2013: International Year of Water Cooperation

“Water, water everywhere, only if we share”

The UN General Assembly has declared 2013 the International Year of Water Cooperation. The objective is to highlight the benefits of cooperation on water management in a world where pressures on freshwater resources are intensifying.

Working on wide-ranging initiatives related to freshwater, UNDP and its partners are actively supporting the Year.

Water is a vital resource for life and knows no boundaries.  Access to clean water is the foundation for the fulfillment of basic human needs and for achieving most, if not all, of the Millennium Development Goals (MDGs).

The Year will serve to highlight successful examples of water cooperation and explore key issues including water education, water diplomacy, transboundary water management, financial cooperation, legal frameworks and the MDGs. 

Water cooperation is key to poverty eradication, social equity and gender equality

Inclusive and participatory governance of water and cooperation between different user groups can help to overcome inequity in access to water. Improving access to water for drinking, hygiene and productive uses contributes to poverty eradication and to improving living conditions and educational opportunities, especially for women and children.

Water cooperation creates economic benefits

Most economic activities depend on water, either directly or indirectly. Economic returns on investing in access to water and sanitation are typically 8:1 or higher. Cooperation can lead to more efficient and sustainable use of water resources, including through joint management plans creating mutual benefits and better living standards.

Water cooperation prevents conflicts and builds peace

Access to water can be a source of a conflict, but it is also a tool for crisis prevention and peace building.
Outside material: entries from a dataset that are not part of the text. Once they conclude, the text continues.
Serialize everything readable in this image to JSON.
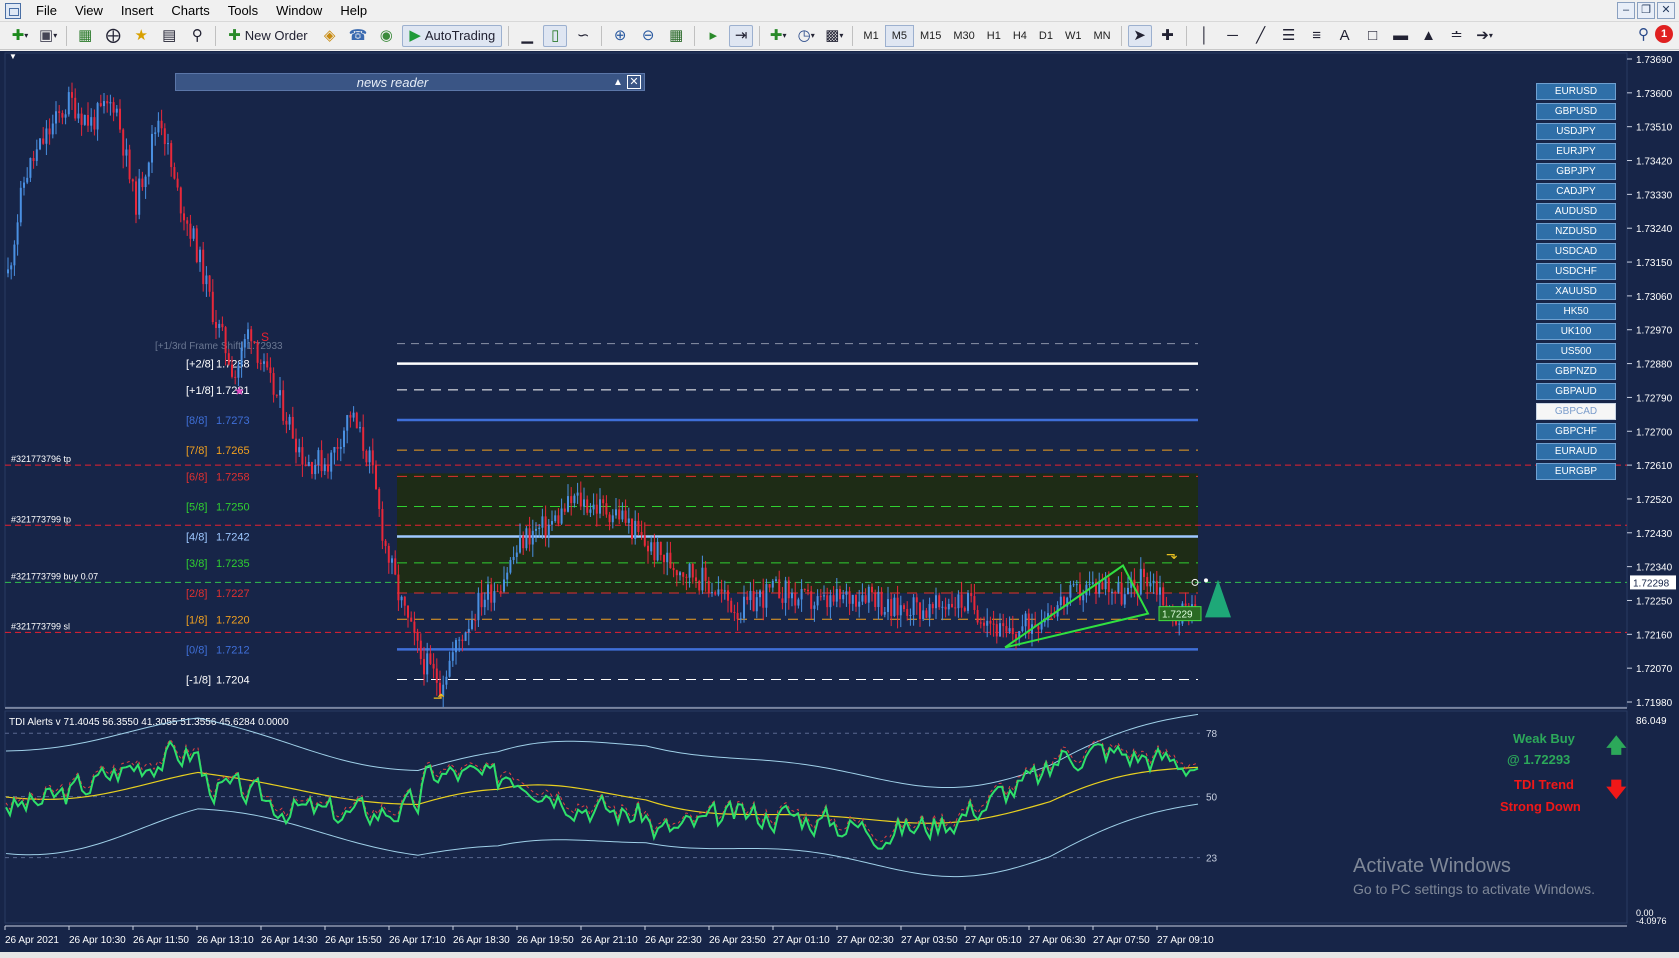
{
  "menubar": {
    "items": [
      "File",
      "View",
      "Insert",
      "Charts",
      "Tools",
      "Window",
      "Help"
    ]
  },
  "toolbar": {
    "new_order": "New Order",
    "auto_trading": "AutoTrading",
    "timeframes": [
      "M1",
      "M5",
      "M15",
      "M30",
      "H1",
      "H4",
      "D1",
      "W1",
      "MN"
    ],
    "active_timeframe": "M5",
    "notification_count": "1"
  },
  "news_reader": {
    "title": "news reader"
  },
  "symbols": [
    "EURUSD",
    "GBPUSD",
    "USDJPY",
    "EURJPY",
    "GBPJPY",
    "CADJPY",
    "AUDUSD",
    "NZDUSD",
    "USDCAD",
    "USDCHF",
    "XAUUSD",
    "HK50",
    "UK100",
    "US500",
    "GBPNZD",
    "GBPAUD",
    "GBPCAD",
    "GBPCHF",
    "EURAUD",
    "EURGBP"
  ],
  "active_symbol": "GBPCAD",
  "price_axis": [
    "1.73690",
    "1.73600",
    "1.73510",
    "1.73420",
    "1.73330",
    "1.73240",
    "1.73150",
    "1.73060",
    "1.72970",
    "1.72880",
    "1.72790",
    "1.72700",
    "1.72610",
    "1.72520",
    "1.72430",
    "1.72340",
    "1.72250",
    "1.72160",
    "1.72070",
    "1.71980"
  ],
  "current_price": "1.72298",
  "murrey_levels": [
    {
      "label": "[+2/8]",
      "value": "1.7288",
      "color": "#ffffff"
    },
    {
      "label": "[+1/8]",
      "value": "1.7281",
      "color": "#ffffff"
    },
    {
      "label": "[8/8]",
      "value": "1.7273",
      "color": "#3f6fd8"
    },
    {
      "label": "[7/8]",
      "value": "1.7265",
      "color": "#f0a020"
    },
    {
      "label": "[6/8]",
      "value": "1.7258",
      "color": "#e03030"
    },
    {
      "label": "[5/8]",
      "value": "1.7250",
      "color": "#30d030"
    },
    {
      "label": "[4/8]",
      "value": "1.7242",
      "color": "#9ec8ff"
    },
    {
      "label": "[3/8]",
      "value": "1.7235",
      "color": "#30d030"
    },
    {
      "label": "[2/8]",
      "value": "1.7227",
      "color": "#e03030"
    },
    {
      "label": "[1/8]",
      "value": "1.7220",
      "color": "#f0a020"
    },
    {
      "label": "[0/8]",
      "value": "1.7212",
      "color": "#3f6fd8"
    },
    {
      "label": "[-1/8]",
      "value": "1.7204",
      "color": "#ffffff"
    }
  ],
  "frame_shift": "[+1/3rd Frame Shift] 1.72933",
  "order_labels": {
    "tp1": "#321773796 tp",
    "tp2": "#321773799 tp",
    "buy": "#321773799 buy 0.07",
    "sl": "#321773799 sl"
  },
  "price_box_label": "1.7229",
  "indicator": {
    "header": "TDI Alerts v 71.4045 56.3550 41.3055 51.3556 45.6284 0.0000",
    "levels": [
      "78",
      "50",
      "23"
    ],
    "axis_top": "86.049",
    "axis_bottom": "-4.0976",
    "axis_mid": "0.00"
  },
  "tdi_panel": {
    "signal": "Weak Buy",
    "price": "@ 1.72293",
    "trend_title": "TDI Trend",
    "trend_value": "Strong Down",
    "up_color": "#2ca85a",
    "down_color": "#f01818"
  },
  "time_axis": [
    "26 Apr 2021",
    "26 Apr 10:30",
    "26 Apr 11:50",
    "26 Apr 13:10",
    "26 Apr 14:30",
    "26 Apr 15:50",
    "26 Apr 17:10",
    "26 Apr 18:30",
    "26 Apr 19:50",
    "26 Apr 21:10",
    "26 Apr 22:30",
    "26 Apr 23:50",
    "27 Apr 01:10",
    "27 Apr 02:30",
    "27 Apr 03:50",
    "27 Apr 05:10",
    "27 Apr 06:30",
    "27 Apr 07:50",
    "27 Apr 09:10"
  ],
  "watermark": {
    "title": "Activate Windows",
    "subtitle": "Go to PC settings to activate Windows."
  },
  "colors": {
    "background": "#172548",
    "bull_candle": "#4a90e2",
    "bear_candle": "#e8283a",
    "tdi_green": "#2fe06a",
    "tdi_yellow": "#e8d020",
    "tdi_band": "#9fd0e8"
  }
}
Cooperation on such a practical and vital issue as water management can help overcome cultural, political and social tensions, and can build trust between different groups, regions or states.
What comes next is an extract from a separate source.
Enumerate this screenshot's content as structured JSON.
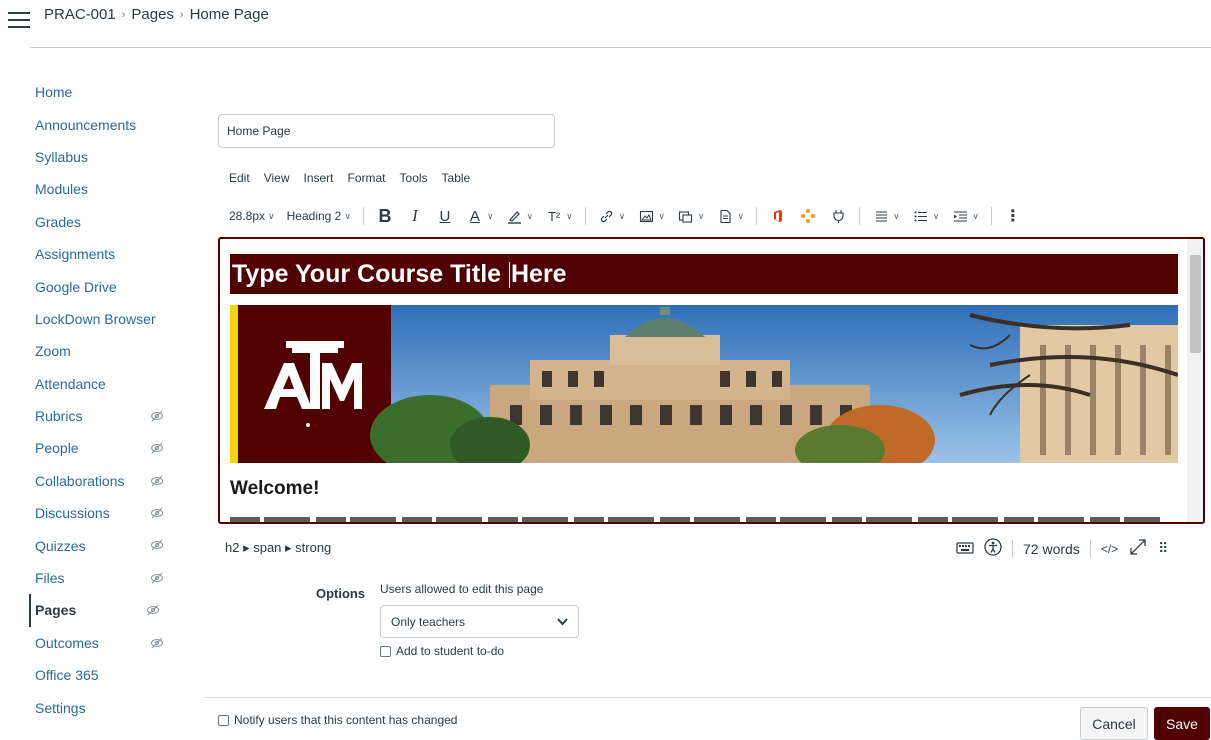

UNDP’s work around the world includes facilitating access to clean water and enhancing national and transboundary cooperation on water resources management, thus contributing to the achievement of the MDGs and other international targets.
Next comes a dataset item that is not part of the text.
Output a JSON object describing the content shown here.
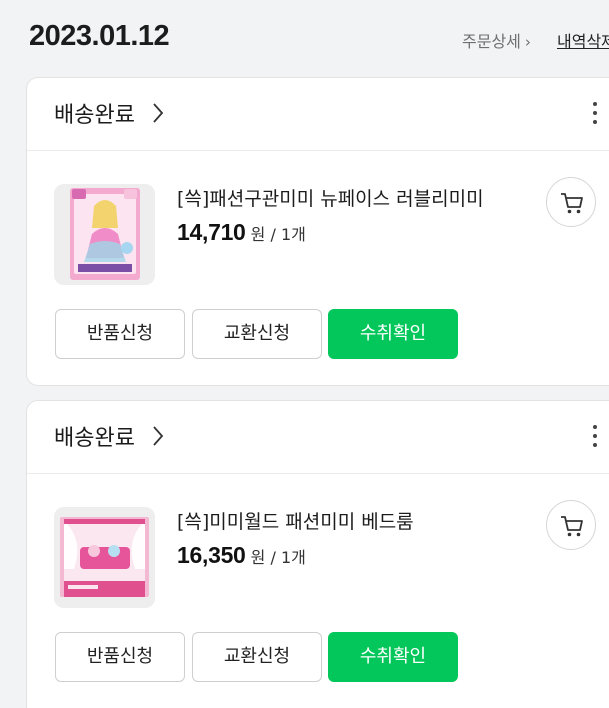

Our stories

  • 3 continents, 3 lakes in danger
    Mar 22, 2017

    There is no shortage of water on the planet. More than two-thirds of the earth’s surface is covered in the stuff. But 97 percent of this is salty ocean water. The remaining freshwater is mostly found in the form of ice, leaving precious little available for human use.

  • A new model of water management in El Salvador
    Aug 27, 2015

    A water project in El Salvador aims for water systems to be managed under a system of governance and coordination, ensuring the sustainability and integrity in resource management.

  • A new window of hope in Sudan
    Oct 19, 2015

    Communities in Sudan are working to make their livelihoods more sustainable, and empowering women to help their communities become less vulnerable to the impacts of climate change.

  • Afghanistan: Women gain access to clean water
    May 29, 2014

    UNDP is helping women participate in decisions affecting their communities and many are reaping the benefits with cleaner water.

  • As rivers dry up, Swaziland builds dams to harvest water
    Oct 7, 2015

    In Swaziland, a project has created a local water development committee and built sand dams and rainwater harvesting systems to increase access to water.